TI Precision Labs (TIPL) is the most comprehensive online classroom for analog signal chain designers. From foundational knowledge to advanced concepts, our logical, sequenced and comprehensive teaching approach is both intuitive and practical. The training series, which includes videos and downloadable reference materials, will deepen the technical expertise of experienced engineers and accelerate the development of those early in their career.
The first section will discuss the applications where the different kinds of gate driver will be used, and we will also identify the gate drivers location used in each typical system architecture.
This training video will be introducing Popular Power Semiconductors - Si-MOSFETs, IGBTs, SiC-MOSFETs and GaN, and identify the differences among this devices in the perspective the gate driver design and select consideration.
This training video illustrates the operation fundamentals for the low side and half-bridge gate driver.
This training video discusses the gate driver select considerations and key specifications, and also introduces the novel gate driver specs for high end gate driver.
This training series will firstly discuss the isolation requirement in power electronics system, and then compare the different driver isolation implementation methodologies. Integrated isolated gate driver shows the best performance in the perspective of size, performance and reliability.
This training video will firstly discuss the configuration of the UCC2x52x gate driver and it featured benefits, then a detailed bench experiment comparison shows that UCC2x52x family gate drivers has better dynamic performance as well as stable and predictable source/sink peak current.
This training video will help to understand the UCC2152x's output configuration and grounding consideration when driving FETs and IGBTs with negative voltage bias. Three different implementation methods are introduced, pros and cons of each methods are illustrated.
Gate driver design deep dive outline:
-Parasitics in gate driver-Gate driver soft/hard switching difference-Strong gate driver and MOSFET nonlinear COSS-Common mode transient immunity(CMTI), dV/dt and di/dt through parasitics L, and C?-How to separate power ground noise by PCB layout?-Power supply for isolated gate driver in UPS, server and Telecom system-TIDA and Experimental waveforms
In this training video, parasitics in the gate driver system is identified. Piece-wise linear switching sequence at turn on/off is illustrated. Reverse recovery introduced additional complexity on turn-on transition is explained with comparison of MOSFETs and IGBTs.
In this training video, soft switching ZVS converters, including totem-pole PFC and LLC resonant converter, is mentioned to improve all the all the issues of hard-switching, especially the reverse recovery of the diode. Differences of gate driver on hard-switching and soft-switching is highlighted and explained. New issues of soft switching, high turn-off current, is also discussed with strong gate driver to minimize the turn-off loss. LLC resonant converter turn-off loss mechanism is illustrated in depth.
This training video discusses the strong gate driver introduced high dv/dt and di/dt during turn-on and turn-off switching transition, and also illustrate the high dv/dt and di/dt introduced noise through the parasitic capacitance/inductance on high side level-shift and junction capacitance on the bootstrap diode.

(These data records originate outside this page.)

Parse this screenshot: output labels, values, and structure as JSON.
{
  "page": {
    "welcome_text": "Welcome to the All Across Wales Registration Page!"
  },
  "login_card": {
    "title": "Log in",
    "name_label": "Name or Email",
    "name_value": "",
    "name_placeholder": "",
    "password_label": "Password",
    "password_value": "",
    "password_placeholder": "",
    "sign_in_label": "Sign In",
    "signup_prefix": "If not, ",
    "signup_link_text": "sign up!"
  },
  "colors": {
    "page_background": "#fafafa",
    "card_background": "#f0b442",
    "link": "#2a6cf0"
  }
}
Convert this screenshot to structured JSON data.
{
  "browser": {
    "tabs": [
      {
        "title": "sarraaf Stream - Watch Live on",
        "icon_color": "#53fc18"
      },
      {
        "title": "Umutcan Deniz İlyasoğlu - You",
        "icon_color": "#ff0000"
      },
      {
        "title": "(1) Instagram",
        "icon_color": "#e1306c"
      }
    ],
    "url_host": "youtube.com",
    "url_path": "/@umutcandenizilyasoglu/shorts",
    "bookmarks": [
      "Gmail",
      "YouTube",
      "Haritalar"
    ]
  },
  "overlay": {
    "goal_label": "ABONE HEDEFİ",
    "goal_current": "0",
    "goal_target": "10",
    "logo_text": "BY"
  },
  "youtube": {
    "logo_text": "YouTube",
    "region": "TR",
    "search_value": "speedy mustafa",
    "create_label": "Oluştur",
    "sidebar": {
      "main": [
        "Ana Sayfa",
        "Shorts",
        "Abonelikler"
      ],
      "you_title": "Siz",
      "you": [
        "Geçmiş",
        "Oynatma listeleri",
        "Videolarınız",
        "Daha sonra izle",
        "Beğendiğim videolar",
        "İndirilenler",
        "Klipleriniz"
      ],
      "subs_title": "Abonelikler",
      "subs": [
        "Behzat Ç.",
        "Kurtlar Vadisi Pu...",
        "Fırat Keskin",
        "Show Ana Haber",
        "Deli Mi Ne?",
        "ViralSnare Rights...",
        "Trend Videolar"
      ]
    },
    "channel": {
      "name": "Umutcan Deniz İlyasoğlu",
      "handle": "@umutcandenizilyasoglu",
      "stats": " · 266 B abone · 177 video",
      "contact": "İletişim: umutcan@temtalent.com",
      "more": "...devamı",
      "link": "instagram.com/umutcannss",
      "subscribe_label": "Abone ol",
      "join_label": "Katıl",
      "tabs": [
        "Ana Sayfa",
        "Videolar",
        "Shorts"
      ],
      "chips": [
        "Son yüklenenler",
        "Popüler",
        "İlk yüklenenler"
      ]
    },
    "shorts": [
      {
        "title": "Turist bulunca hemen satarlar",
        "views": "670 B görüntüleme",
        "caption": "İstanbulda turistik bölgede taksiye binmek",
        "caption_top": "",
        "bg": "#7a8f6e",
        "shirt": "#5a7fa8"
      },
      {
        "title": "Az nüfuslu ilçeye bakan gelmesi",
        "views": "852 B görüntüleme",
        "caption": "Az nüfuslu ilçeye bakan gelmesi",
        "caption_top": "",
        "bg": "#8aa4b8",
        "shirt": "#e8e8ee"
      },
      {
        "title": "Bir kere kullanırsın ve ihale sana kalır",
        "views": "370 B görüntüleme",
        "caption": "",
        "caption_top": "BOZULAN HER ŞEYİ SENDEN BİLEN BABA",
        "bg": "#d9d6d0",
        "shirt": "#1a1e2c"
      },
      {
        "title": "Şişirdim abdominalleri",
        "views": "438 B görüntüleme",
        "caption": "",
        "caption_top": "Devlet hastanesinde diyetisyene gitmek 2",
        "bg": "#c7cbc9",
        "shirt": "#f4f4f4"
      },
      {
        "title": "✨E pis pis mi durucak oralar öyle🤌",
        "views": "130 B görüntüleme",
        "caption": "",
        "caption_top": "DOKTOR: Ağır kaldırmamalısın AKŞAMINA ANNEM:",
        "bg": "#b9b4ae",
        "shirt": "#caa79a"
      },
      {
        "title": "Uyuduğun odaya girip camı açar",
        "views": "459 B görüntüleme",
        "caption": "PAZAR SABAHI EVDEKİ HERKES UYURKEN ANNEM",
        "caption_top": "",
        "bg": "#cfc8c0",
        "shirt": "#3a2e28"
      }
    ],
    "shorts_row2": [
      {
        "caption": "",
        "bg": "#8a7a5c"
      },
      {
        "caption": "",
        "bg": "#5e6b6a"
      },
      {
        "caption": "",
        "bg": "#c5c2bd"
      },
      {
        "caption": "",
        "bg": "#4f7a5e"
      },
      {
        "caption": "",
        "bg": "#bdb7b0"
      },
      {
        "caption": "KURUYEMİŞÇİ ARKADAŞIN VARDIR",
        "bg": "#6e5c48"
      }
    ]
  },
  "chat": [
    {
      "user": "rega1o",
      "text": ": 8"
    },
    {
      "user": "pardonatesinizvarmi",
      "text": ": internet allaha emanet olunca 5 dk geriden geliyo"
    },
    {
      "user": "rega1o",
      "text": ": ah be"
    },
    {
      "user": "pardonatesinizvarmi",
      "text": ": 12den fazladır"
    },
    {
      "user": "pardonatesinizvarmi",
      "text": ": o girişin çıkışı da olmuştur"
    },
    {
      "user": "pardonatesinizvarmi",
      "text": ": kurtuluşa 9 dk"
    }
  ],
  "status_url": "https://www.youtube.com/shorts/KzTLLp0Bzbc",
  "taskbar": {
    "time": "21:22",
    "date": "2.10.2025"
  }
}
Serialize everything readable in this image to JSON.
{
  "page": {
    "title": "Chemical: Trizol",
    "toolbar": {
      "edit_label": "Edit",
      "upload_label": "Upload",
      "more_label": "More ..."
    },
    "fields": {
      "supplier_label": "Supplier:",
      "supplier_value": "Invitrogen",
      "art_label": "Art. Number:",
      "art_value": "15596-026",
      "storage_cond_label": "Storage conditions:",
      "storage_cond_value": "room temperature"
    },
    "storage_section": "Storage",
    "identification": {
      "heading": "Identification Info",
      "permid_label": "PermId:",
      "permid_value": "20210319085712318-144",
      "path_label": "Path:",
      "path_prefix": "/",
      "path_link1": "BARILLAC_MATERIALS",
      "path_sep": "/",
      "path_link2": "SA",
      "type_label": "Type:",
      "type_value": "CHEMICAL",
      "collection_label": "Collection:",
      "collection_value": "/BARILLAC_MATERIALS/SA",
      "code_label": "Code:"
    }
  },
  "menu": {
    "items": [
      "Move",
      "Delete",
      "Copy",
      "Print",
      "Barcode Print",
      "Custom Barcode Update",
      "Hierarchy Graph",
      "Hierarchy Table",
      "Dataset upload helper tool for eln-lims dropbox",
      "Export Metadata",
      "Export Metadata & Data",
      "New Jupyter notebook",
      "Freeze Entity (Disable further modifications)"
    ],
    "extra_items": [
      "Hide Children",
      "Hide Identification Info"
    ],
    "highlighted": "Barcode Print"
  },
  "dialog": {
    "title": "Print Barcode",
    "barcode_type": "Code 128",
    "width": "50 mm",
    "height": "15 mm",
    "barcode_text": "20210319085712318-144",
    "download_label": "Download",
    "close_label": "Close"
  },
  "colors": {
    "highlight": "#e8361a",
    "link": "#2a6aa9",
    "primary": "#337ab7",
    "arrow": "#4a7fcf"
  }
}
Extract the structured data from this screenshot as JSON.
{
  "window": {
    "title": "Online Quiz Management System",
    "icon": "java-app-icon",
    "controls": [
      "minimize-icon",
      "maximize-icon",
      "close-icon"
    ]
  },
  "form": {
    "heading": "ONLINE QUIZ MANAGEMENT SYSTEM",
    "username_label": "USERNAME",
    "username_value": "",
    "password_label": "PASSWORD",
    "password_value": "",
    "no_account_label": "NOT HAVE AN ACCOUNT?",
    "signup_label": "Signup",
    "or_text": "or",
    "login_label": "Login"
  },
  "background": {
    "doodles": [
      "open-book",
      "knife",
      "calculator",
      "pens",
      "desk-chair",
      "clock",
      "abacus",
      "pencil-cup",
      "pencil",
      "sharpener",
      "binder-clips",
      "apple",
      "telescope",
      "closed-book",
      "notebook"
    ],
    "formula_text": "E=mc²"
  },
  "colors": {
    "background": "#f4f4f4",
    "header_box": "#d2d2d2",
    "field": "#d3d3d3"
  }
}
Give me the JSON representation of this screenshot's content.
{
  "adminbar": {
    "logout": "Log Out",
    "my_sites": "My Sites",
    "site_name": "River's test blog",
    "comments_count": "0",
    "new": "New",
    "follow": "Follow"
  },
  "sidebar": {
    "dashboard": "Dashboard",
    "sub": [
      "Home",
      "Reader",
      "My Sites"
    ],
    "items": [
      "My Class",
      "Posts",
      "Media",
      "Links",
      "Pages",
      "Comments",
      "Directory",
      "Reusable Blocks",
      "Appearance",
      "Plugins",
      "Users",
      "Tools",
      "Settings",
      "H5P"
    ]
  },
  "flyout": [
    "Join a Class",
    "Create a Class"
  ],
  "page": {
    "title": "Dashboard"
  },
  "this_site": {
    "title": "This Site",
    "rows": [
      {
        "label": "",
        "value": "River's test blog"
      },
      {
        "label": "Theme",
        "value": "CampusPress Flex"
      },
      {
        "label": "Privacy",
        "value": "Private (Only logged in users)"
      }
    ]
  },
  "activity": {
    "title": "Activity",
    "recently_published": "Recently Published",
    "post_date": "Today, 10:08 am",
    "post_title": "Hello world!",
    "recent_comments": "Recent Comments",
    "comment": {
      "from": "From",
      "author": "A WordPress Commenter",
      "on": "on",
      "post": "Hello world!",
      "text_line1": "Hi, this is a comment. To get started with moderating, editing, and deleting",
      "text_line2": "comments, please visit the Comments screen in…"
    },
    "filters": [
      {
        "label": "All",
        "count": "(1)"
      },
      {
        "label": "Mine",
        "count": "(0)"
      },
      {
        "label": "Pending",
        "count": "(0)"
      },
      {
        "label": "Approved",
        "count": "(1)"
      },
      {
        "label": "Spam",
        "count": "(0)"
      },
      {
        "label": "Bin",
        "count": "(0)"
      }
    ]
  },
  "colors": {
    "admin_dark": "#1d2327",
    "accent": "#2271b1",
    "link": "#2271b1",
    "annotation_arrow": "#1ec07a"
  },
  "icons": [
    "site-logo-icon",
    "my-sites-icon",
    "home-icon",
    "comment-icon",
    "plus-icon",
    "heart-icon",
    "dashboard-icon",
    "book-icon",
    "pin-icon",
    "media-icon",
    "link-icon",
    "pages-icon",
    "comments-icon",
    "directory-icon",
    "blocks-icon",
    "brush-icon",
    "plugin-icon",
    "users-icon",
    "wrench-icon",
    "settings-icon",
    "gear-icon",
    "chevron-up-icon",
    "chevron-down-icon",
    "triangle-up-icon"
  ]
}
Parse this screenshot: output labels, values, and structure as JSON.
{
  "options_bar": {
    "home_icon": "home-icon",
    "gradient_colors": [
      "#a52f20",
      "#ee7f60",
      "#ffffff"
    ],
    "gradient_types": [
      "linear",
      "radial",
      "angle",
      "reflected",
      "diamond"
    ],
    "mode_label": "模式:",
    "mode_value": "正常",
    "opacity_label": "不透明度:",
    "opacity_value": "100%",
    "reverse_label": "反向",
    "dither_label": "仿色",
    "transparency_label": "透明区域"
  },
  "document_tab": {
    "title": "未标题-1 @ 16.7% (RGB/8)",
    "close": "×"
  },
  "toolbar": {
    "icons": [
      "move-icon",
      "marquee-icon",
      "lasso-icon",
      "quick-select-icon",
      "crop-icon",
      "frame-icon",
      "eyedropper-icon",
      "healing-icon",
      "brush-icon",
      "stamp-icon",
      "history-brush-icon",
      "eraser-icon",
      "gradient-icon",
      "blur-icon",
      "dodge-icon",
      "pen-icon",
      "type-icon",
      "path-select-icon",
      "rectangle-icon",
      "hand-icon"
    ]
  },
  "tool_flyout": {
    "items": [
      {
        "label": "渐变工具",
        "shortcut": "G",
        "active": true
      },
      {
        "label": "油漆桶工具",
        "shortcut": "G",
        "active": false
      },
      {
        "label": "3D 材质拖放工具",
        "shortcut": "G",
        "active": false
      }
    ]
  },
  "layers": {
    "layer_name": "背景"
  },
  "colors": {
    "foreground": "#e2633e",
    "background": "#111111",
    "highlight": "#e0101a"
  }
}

Solutions with new state-of-the-art gate driver and its key features are introduced and explained.
This training video summarizes the content of this gate driver series and the key references.
Welcome to the world of Power Systems. The first part of the session focuses on Introduction to Power Systems, Goal of Power systems protection, fundamentals of Electricity, AC or DC, Importance of electricity, Power system voltage levels and consumers of electricity. Need and Complexities in protection of power system primary Equipment like Generators, Motors, Transformers and Circuit Breakers and finally analysis of what can go wrong on a transmission line.